Winner 9. September 23, 2013 France Clermont-Ferrand, France Hard Netherlands Michaella Krajicek Russia Margarita Gasparyan
Ukraine Alyona Sotnikova
5-7 6-4 10-8
Winner 10. October 21, 2013 Canada Saguenay, Quebec, Canada Hard (i) Czech Republic Andrea Hlaváčková Canada Francoise Abanda
United States Victoria Duval
7-5 6-3

Singles performance timeline[edit]

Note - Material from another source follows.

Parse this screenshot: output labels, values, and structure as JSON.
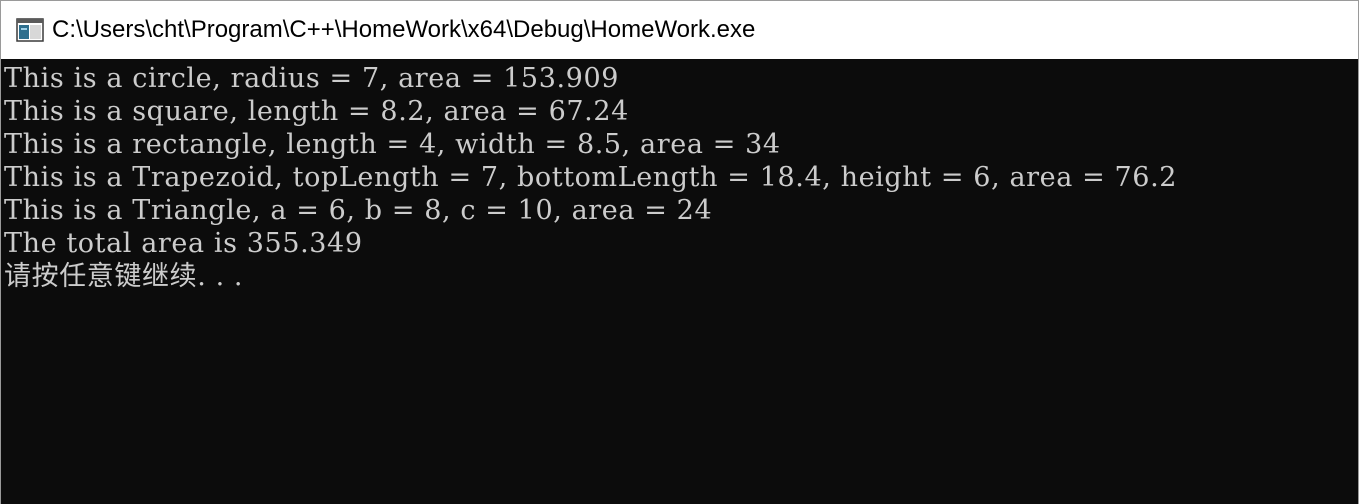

Performance key
W winner #R lost in the early rounds Z# Davis Cup Zonal Group (number) B semifinalist, won bronze medal
F runner-up RR lost at round robin stage PO Davis Cup play-off NH not held
SF semifinalist Q# lost in qualification round G won Olympic gold medal NMS Not a Masters Series event
QF quarterfinalist A absent S runner-up, won silver medal NPM Not a Premier Mandatory or 5 event
Update either at the conclusion of a tournament, or when the player's participation in the event has ended.
NM5 means an event that is neither a Premier Mandatory nor a Premier 5 tournament.

To prevent confusion and double counting, information in this table is updated only once a tournament or the player's participation in the tournament has concluded. This table is current through the

Sony Ericsson Open in Key Biscayne, Florida, which ended 5 April 2009.

Tournament 2004 2005 2006 2007 2008 2009 2010 2011 2012 W-L
Grand Slam Tournaments
Australian Open A 2R 1R 1R 4R 1R Q1 A Q2 7-6
French Open Q1 2R 1R Q1 2R 1R Q2 A Q1 3-6
Wimbledon Q2 1R 1R A 2R 1R A A Q1 2-5
US Open Q3 1R 1R Q2 1R 1R Q1 Q3 Q1 3-6
Win–Loss 3-2 2-4 0-4 1-3 8-4 0–4 1-3 0-0 0-0 15-23
Year End Ranking 74 60 90 143 180 140 299 157 225 N/A

References[edit]

External links[edit]